Veneciano was in New York on Friday. In addition to meeting with El Museo staff, he was interviewing candidates for the Sheldon curator position that opened recently when Brandon Ruud, curator of transnational American art, left the museum.
"I want to make sure everything is in place so the museum can run smoothly in the interim while they are finding my successor," Veneciano said. "That includes having a new curator."
Ruud’s position was created by Veneciano, who implemented a transnational approach to the museum’s collecting and exhibition programming.
Under that emphasis, Veneciano established and purchased art for an “African American Masters Collection” and acquired work by Latino and female artists, including Lee Krasner’s “Invocation,” the most significant acquisition of his tenure.
Veneciano also curated major exhibitions drawn from the Sheldon collection, including last year’s “The Geometric Unconscious” and “Its Surreal Thing: The Temptation of Objects,” which is now on view.

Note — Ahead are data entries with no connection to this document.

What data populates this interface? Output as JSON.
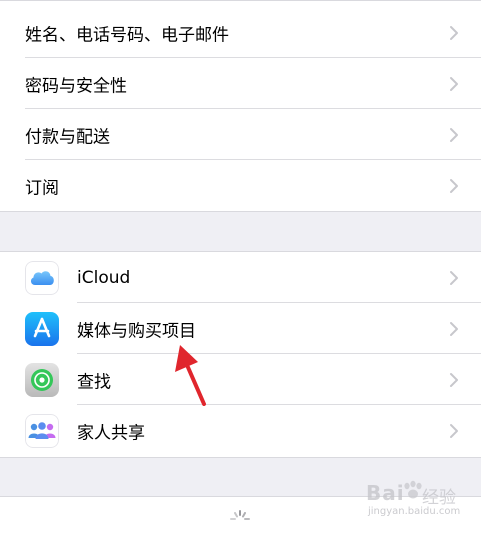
{
  "group1": {
    "rows": [
      {
        "label": "姓名、电话号码、电子邮件"
      },
      {
        "label": "密码与安全性"
      },
      {
        "label": "付款与配送"
      },
      {
        "label": "订阅"
      }
    ]
  },
  "group2": {
    "rows": [
      {
        "label": "iCloud",
        "icon": "icloud-icon"
      },
      {
        "label": "媒体与购买项目",
        "icon": "app-store-icon"
      },
      {
        "label": "查找",
        "icon": "find-my-icon"
      },
      {
        "label": "家人共享",
        "icon": "family-sharing-icon"
      }
    ]
  },
  "watermark": {
    "brand": "Bai",
    "suffix": "经验",
    "url": "jingyan.baidu.com"
  },
  "colors": {
    "background": "#efeff4",
    "chevron": "#c7c7cc",
    "separator": "#dcdce0",
    "arrow": "#e0262d"
  }
}
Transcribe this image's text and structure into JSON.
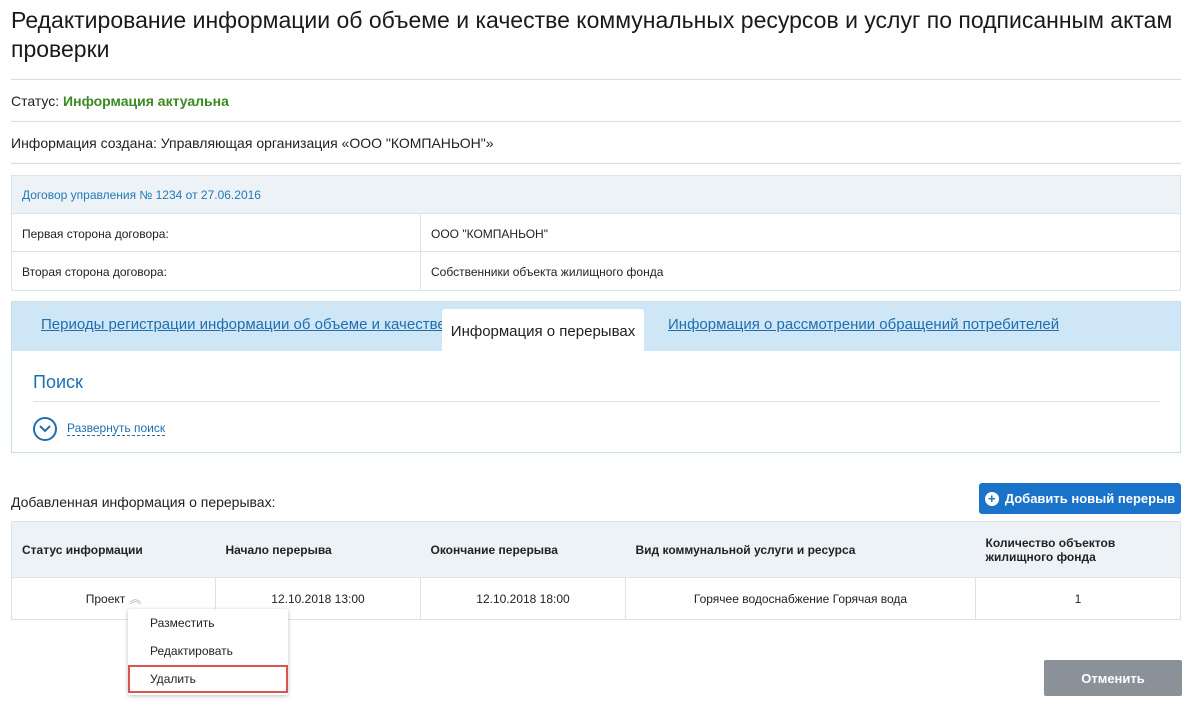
{
  "page": {
    "title": "Редактирование информации об объеме и качестве коммунальных ресурсов и услуг по подписанным актам проверки"
  },
  "status": {
    "label": "Статус:",
    "value": "Информация актуальна",
    "color": "#3a8a22"
  },
  "created_by": {
    "text": "Информация создана: Управляющая организация «ООО \"КОМПАНЬОН\"»"
  },
  "contract": {
    "header": "Договор управления № 1234 от 27.06.2016",
    "rows": [
      {
        "label": "Первая сторона договора:",
        "value": "ООО \"КОМПАНЬОН\""
      },
      {
        "label": "Вторая сторона договора:",
        "value": "Собственники объекта жилищного фонда"
      }
    ]
  },
  "tabs": [
    {
      "label": "Периоды регистрации информации об объеме и качестве",
      "active": false
    },
    {
      "label": "Информация о перерывах",
      "active": true
    },
    {
      "label": "Информация о рассмотрении обращений потребителей",
      "active": false
    }
  ],
  "search": {
    "title": "Поиск",
    "expand_label": "Развернуть поиск",
    "icon": "chevron-down-circle-icon"
  },
  "breaks": {
    "section_label": "Добавленная информация о перерывах:",
    "add_button": "Добавить новый перерыв",
    "columns": [
      "Статус информации",
      "Начало перерыва",
      "Окончание перерыва",
      "Вид коммунальной услуги и ресурса",
      "Количество объектов жилищного фонда"
    ],
    "rows": [
      {
        "status": "Проект",
        "start": "12.10.2018 13:00",
        "end": "12.10.2018 18:00",
        "service": "Горячее водоснабжение Горячая вода",
        "count": "1"
      }
    ]
  },
  "context_menu": {
    "items": [
      {
        "label": "Разместить"
      },
      {
        "label": "Редактировать"
      },
      {
        "label": "Удалить",
        "highlighted": true
      }
    ],
    "highlight_color": "#d9534f"
  },
  "footer": {
    "cancel_button": "Отменить"
  },
  "colors": {
    "accent": "#1a73c8",
    "link": "#1f6fae",
    "tabs_bg": "#cfe6f7",
    "cancel_bg": "#8a9198"
  }
}
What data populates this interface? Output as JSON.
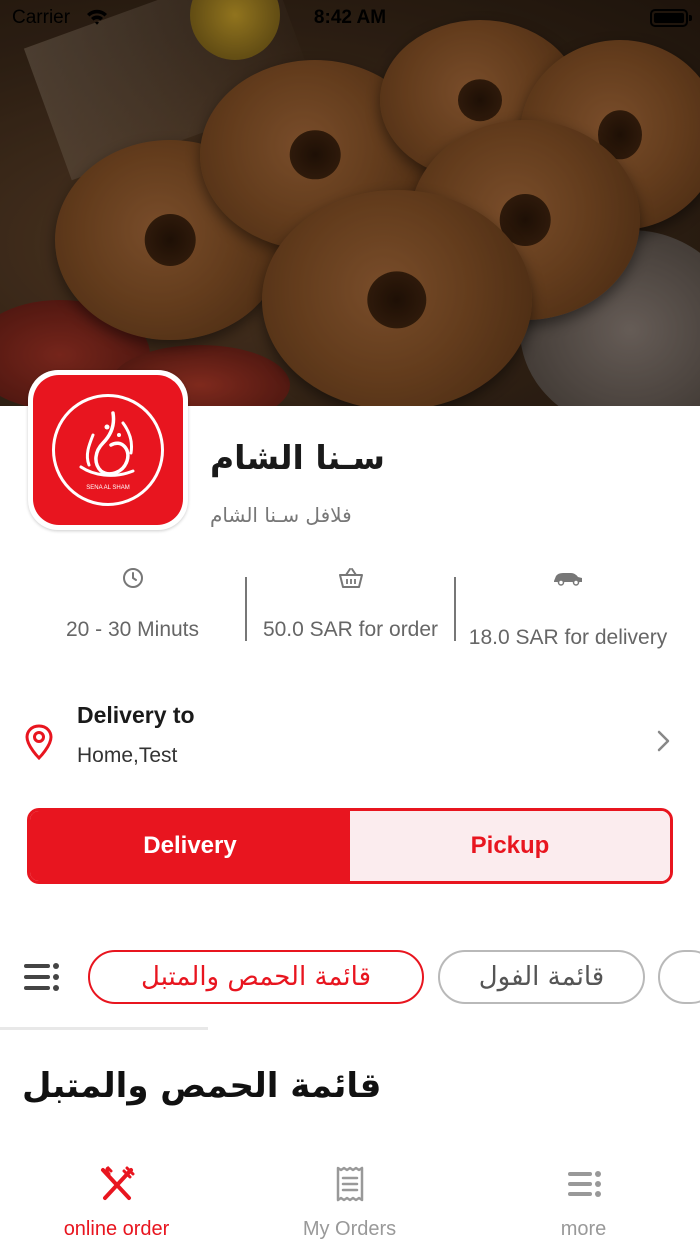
{
  "status_bar": {
    "carrier": "Carrier",
    "time": "8:42 AM"
  },
  "store": {
    "name": "سـنا الشام",
    "subtitle": "فلافل سـنا الشام",
    "logo_caption": "SENA AL SHAM"
  },
  "stats": [
    {
      "icon": "clock-icon",
      "label": "20 - 30 Minuts"
    },
    {
      "icon": "basket-icon",
      "label": "50.0 SAR for order"
    },
    {
      "icon": "car-icon",
      "label": "18.0 SAR for delivery"
    }
  ],
  "delivery_address": {
    "title": "Delivery to",
    "address": "Home,Test"
  },
  "order_mode": {
    "delivery": "Delivery",
    "pickup": "Pickup",
    "selected": "Delivery"
  },
  "categories": [
    {
      "label": "قائمة الحمص والمتبل",
      "active": true
    },
    {
      "label": "قائمة الفول",
      "active": false
    }
  ],
  "section_title": "قائمة الحمص والمتبل",
  "tab_bar": [
    {
      "icon": "fork-knife-icon",
      "label": "online order",
      "active": true
    },
    {
      "icon": "receipt-icon",
      "label": "My Orders",
      "active": false
    },
    {
      "icon": "menu-list-icon",
      "label": "more",
      "active": false
    }
  ],
  "colors": {
    "brand_red": "#e8151f",
    "pickup_bg": "#fbecee",
    "muted_text": "#777777"
  }
}
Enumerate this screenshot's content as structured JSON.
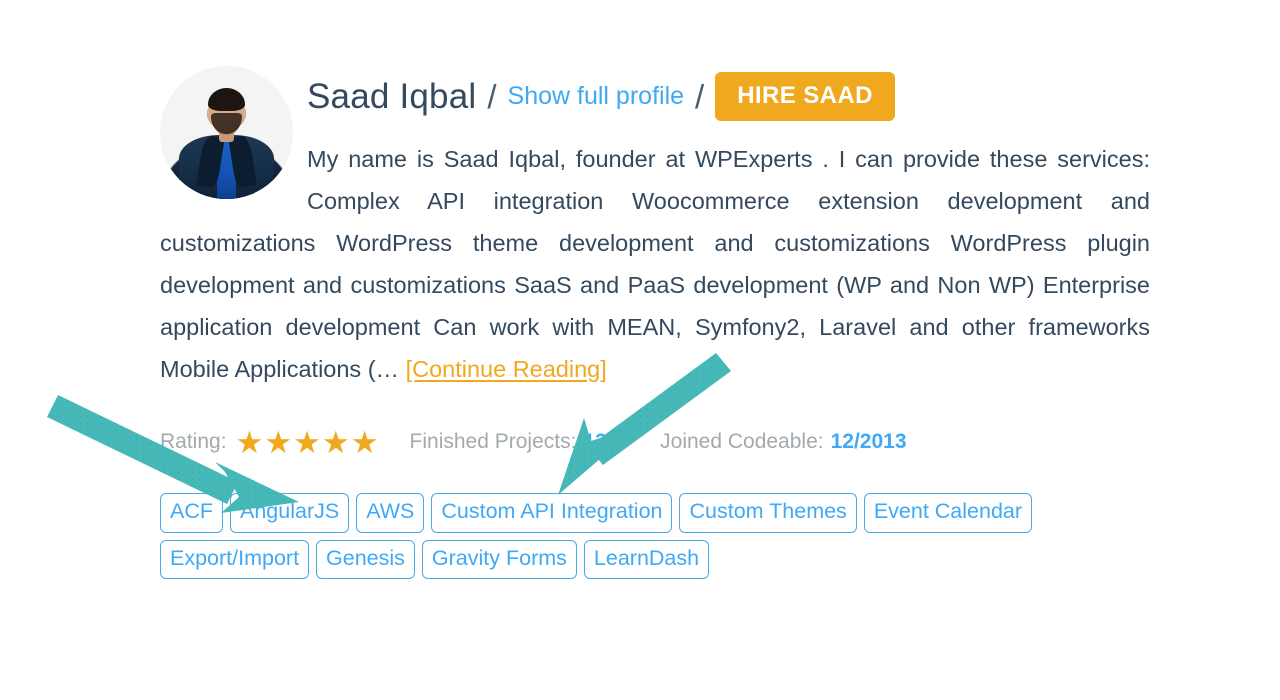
{
  "profile": {
    "avatar_alt": "Saad Iqbal profile photo",
    "name": "Saad Iqbal",
    "separator": "/",
    "show_profile_label": "Show full profile",
    "hire_button_label": "HIRE SAAD",
    "bio_text": "My name is Saad Iqbal, founder at WPExperts . I can provide these services: Complex API integration Woocommerce extension development and customizations WordPress theme development and customizations WordPress plugin development and customizations SaaS and PaaS development (WP and Non WP) Enterprise application development Can work with MEAN, Symfony2, Laravel and other frameworks Mobile Applications (…",
    "continue_link_label": "[Continue Reading]"
  },
  "meta": {
    "rating_label": "Rating:",
    "rating_stars": "★★★★★",
    "rating_value": 5,
    "finished_projects_label": "Finished Projects:",
    "finished_projects_value": "1359",
    "joined_label": "Joined Codeable:",
    "joined_value": "12/2013"
  },
  "tags": [
    "ACF",
    "AngularJS",
    "AWS",
    "Custom API Integration",
    "Custom Themes",
    "Event Calendar",
    "Export/Import",
    "Genesis",
    "Gravity Forms",
    "LearnDash"
  ],
  "annotations": {
    "arrow_color": "#47b8b8",
    "arrow_1_target": "rating-stars",
    "arrow_2_target": "finished-projects-value"
  },
  "colors": {
    "name_text": "#34495e",
    "link_blue": "#3fa9f5",
    "accent_orange": "#f0a81f",
    "muted_gray": "#a3a9ad",
    "tag_border": "#4aa9e8",
    "background": "#ffffff",
    "arrow_teal": "#47b8b8"
  }
}
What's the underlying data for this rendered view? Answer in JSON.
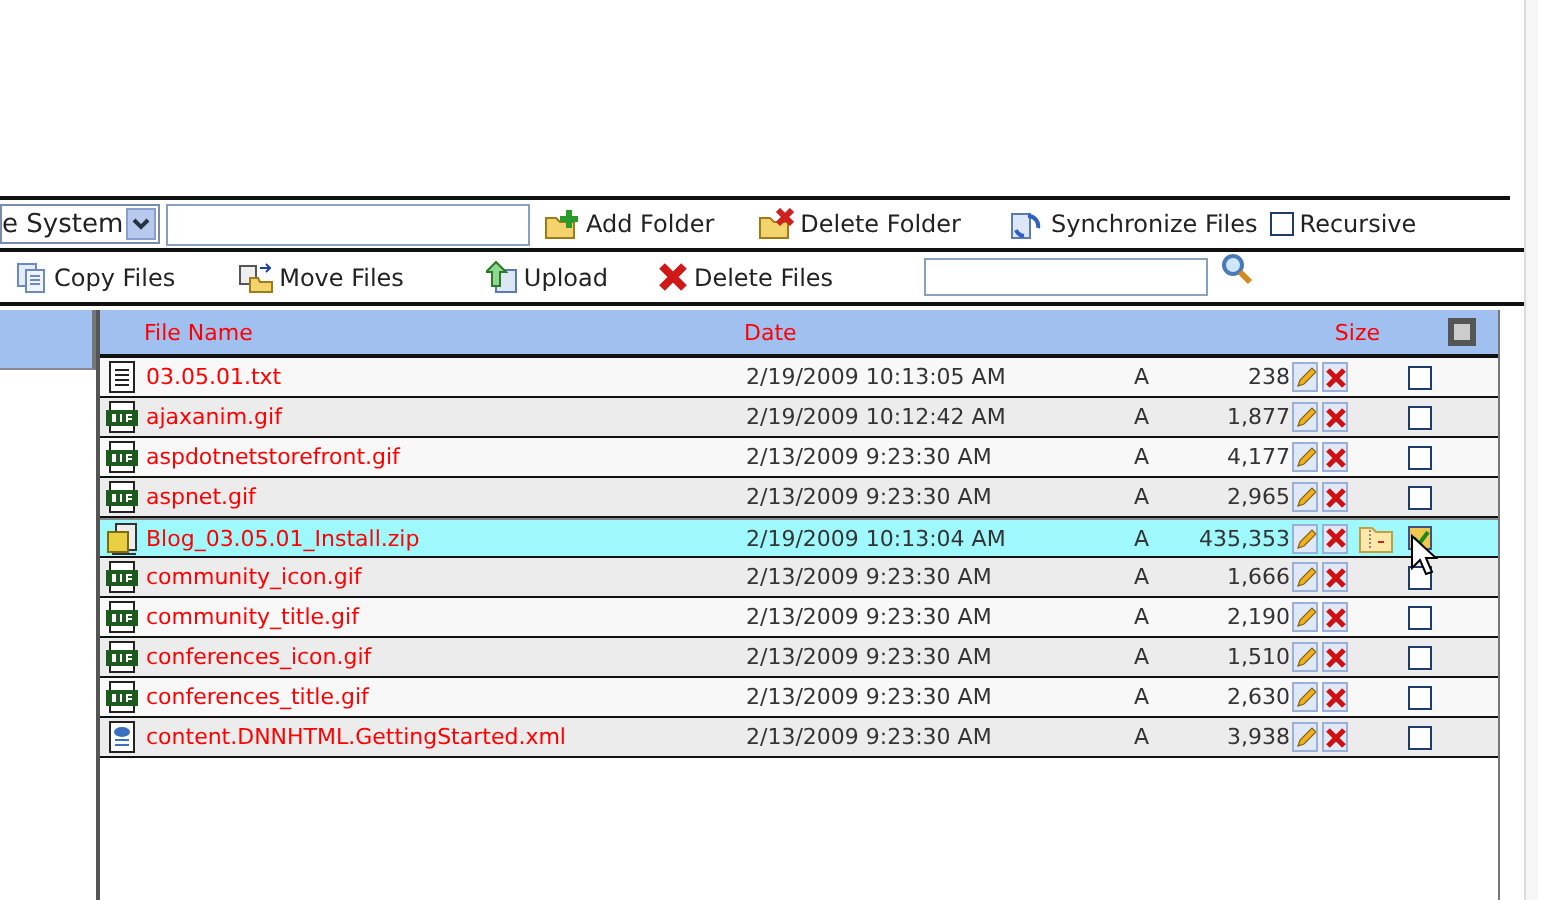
{
  "toolbar": {
    "root_select": "e System",
    "actions": [
      {
        "kind": "add-folder",
        "label": "Add Folder"
      },
      {
        "kind": "delete-folder",
        "label": "Delete Folder"
      },
      {
        "kind": "sync",
        "label": "Synchronize Files"
      }
    ],
    "recursive": {
      "label": "Recursive",
      "checked": false
    }
  },
  "file_actions": [
    {
      "kind": "copy",
      "label": "Copy Files"
    },
    {
      "kind": "move",
      "label": "Move Files"
    },
    {
      "kind": "upload",
      "label": "Upload"
    },
    {
      "kind": "delete",
      "label": "Delete Files"
    }
  ],
  "grid": {
    "columns": [
      "File Name",
      "Date",
      "Size"
    ],
    "rows": [
      {
        "kind": "txt",
        "name": "03.05.01.txt",
        "date": "2/19/2009 10:13:05 AM",
        "attr": "A",
        "size": "238",
        "unzip": false,
        "selected": false,
        "checked": false
      },
      {
        "kind": "gif",
        "name": "ajaxanim.gif",
        "date": "2/19/2009 10:12:42 AM",
        "attr": "A",
        "size": "1,877",
        "unzip": false,
        "selected": false,
        "checked": false
      },
      {
        "kind": "gif",
        "name": "aspdotnetstorefront.gif",
        "date": "2/13/2009 9:23:30 AM",
        "attr": "A",
        "size": "4,177",
        "unzip": false,
        "selected": false,
        "checked": false
      },
      {
        "kind": "gif",
        "name": "aspnet.gif",
        "date": "2/13/2009 9:23:30 AM",
        "attr": "A",
        "size": "2,965",
        "unzip": false,
        "selected": false,
        "checked": false
      },
      {
        "kind": "zip",
        "name": "Blog_03.05.01_Install.zip",
        "date": "2/19/2009 10:13:04 AM",
        "attr": "A",
        "size": "435,353",
        "unzip": true,
        "selected": true,
        "checked": true
      },
      {
        "kind": "gif",
        "name": "community_icon.gif",
        "date": "2/13/2009 9:23:30 AM",
        "attr": "A",
        "size": "1,666",
        "unzip": false,
        "selected": false,
        "checked": false
      },
      {
        "kind": "gif",
        "name": "community_title.gif",
        "date": "2/13/2009 9:23:30 AM",
        "attr": "A",
        "size": "2,190",
        "unzip": false,
        "selected": false,
        "checked": false
      },
      {
        "kind": "gif",
        "name": "conferences_icon.gif",
        "date": "2/13/2009 9:23:30 AM",
        "attr": "A",
        "size": "1,510",
        "unzip": false,
        "selected": false,
        "checked": false
      },
      {
        "kind": "gif",
        "name": "conferences_title.gif",
        "date": "2/13/2009 9:23:30 AM",
        "attr": "A",
        "size": "2,630",
        "unzip": false,
        "selected": false,
        "checked": false
      },
      {
        "kind": "xml",
        "name": "content.DNNHTML.GettingStarted.xml",
        "date": "2/13/2009 9:23:30 AM",
        "attr": "A",
        "size": "3,938",
        "unzip": false,
        "selected": false,
        "checked": false
      }
    ]
  }
}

He earned national attention for the museum through the “Year of the Woman” programming in 2011 and the 50th anniversary celebration of the Philip Johnson-designed building by removing the artwork to create “The Naked Museum.”
A proposed Haymarket expansion of Sheldon was designed by top international architect Zaha Hadid under a 2009 commission arranged by Veneciano. Funding for that project, originally estimated at $12.5 million, has not been found. If it occurs, the expansion will be built entirely through donations.
Veneciano also began “artland,” a twice-yearly magazine devoted to arts in Nebraska, and emphasized Sheldon’s connection with the community, creating a curator of civic involvement and inviting community groups to take part in museum exhibitions.
El Museo del Barrio, in East Harlem, has an annual budget of more than $5 million.
El Museo del Barrio has had a turbulent year, with eight layoffs from its 41-person staff, two-month staff furloughs and a cutback in its days of operations from six to four, according to The New York Times. El Museo’s chief curator, deputy executive director and development director all recently left the museum.
Tony Bechara, chairman of the El Museo board, told The New York Times that Veneciano had “a broad, inclusive vision that will make El Museo a center of pride in our community and a source of cultural influence and inspiration in New York and around the world.”
Veneciano will be returning to the area where he spent much of his professional career. He came to Sheldon from New Brunswick, N.J., where he was director of Rutgers University’s Paul Robeson Galleries from 2005 to 2008. He was curator of exhibitions at the Studio Museum in Harlem from 1994 to 1999 and earned his doctorate at Columbia University.